Data records for software interfaces:
* * * *

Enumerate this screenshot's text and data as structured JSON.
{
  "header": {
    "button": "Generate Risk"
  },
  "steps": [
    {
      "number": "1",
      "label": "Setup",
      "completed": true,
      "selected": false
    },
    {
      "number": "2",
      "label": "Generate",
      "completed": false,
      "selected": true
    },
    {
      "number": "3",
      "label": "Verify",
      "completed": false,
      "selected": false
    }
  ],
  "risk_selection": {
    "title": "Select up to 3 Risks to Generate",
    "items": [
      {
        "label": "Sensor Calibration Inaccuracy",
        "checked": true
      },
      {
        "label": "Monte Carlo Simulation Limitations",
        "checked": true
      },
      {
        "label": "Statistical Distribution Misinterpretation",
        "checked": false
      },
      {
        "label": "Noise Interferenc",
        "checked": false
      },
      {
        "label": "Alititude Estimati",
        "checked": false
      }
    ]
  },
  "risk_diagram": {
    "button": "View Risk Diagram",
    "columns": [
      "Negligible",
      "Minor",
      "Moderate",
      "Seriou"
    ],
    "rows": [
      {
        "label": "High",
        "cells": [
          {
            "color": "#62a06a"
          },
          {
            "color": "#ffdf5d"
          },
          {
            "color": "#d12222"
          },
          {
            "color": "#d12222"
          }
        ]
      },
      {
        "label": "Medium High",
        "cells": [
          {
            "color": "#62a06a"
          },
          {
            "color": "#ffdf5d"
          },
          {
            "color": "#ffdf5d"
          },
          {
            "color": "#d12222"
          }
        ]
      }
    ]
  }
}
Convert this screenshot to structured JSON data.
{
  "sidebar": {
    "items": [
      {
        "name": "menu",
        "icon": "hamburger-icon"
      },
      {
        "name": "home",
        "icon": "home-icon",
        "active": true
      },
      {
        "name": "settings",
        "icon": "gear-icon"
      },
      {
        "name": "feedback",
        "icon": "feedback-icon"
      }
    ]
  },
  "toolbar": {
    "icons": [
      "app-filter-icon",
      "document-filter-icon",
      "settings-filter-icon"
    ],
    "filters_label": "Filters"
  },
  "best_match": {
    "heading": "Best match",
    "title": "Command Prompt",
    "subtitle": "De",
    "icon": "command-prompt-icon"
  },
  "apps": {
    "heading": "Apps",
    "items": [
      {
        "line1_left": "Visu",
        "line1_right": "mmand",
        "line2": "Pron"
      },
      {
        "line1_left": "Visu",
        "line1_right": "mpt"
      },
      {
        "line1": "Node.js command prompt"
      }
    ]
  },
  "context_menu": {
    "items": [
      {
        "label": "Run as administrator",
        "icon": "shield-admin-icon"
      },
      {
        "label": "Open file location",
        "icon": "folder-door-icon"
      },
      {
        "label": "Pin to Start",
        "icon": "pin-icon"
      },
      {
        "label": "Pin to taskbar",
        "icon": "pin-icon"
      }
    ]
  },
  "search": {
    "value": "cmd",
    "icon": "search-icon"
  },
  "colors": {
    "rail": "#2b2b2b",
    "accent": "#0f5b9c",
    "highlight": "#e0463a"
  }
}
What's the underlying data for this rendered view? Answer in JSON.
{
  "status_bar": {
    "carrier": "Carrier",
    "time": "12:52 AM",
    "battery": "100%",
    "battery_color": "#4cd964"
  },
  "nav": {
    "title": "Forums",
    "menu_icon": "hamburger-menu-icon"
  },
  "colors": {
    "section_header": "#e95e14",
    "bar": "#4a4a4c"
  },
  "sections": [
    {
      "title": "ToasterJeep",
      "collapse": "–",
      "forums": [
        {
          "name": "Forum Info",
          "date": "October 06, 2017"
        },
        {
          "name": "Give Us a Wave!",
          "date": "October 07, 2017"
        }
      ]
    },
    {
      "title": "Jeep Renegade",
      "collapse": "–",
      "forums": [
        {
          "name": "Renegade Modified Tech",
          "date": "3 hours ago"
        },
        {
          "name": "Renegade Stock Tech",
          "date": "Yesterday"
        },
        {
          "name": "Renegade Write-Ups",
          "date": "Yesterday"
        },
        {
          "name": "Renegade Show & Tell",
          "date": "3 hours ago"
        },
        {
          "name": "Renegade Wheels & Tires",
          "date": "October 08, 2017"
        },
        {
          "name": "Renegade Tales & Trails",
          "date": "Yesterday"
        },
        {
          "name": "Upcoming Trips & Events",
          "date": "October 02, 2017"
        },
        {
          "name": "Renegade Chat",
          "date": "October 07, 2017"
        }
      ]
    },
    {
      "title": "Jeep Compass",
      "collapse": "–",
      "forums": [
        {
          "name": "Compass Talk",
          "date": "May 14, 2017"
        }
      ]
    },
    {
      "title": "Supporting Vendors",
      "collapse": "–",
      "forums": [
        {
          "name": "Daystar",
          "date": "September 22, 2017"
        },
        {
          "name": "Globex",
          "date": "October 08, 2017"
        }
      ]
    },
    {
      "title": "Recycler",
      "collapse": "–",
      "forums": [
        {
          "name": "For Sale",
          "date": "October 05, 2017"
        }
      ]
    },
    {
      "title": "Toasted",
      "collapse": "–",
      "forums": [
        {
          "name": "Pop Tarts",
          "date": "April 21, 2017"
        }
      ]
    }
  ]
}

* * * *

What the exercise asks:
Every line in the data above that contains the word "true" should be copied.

Response area:
      "completed": true,
      "selected": true
        "checked": true
        "checked": true
        "active": true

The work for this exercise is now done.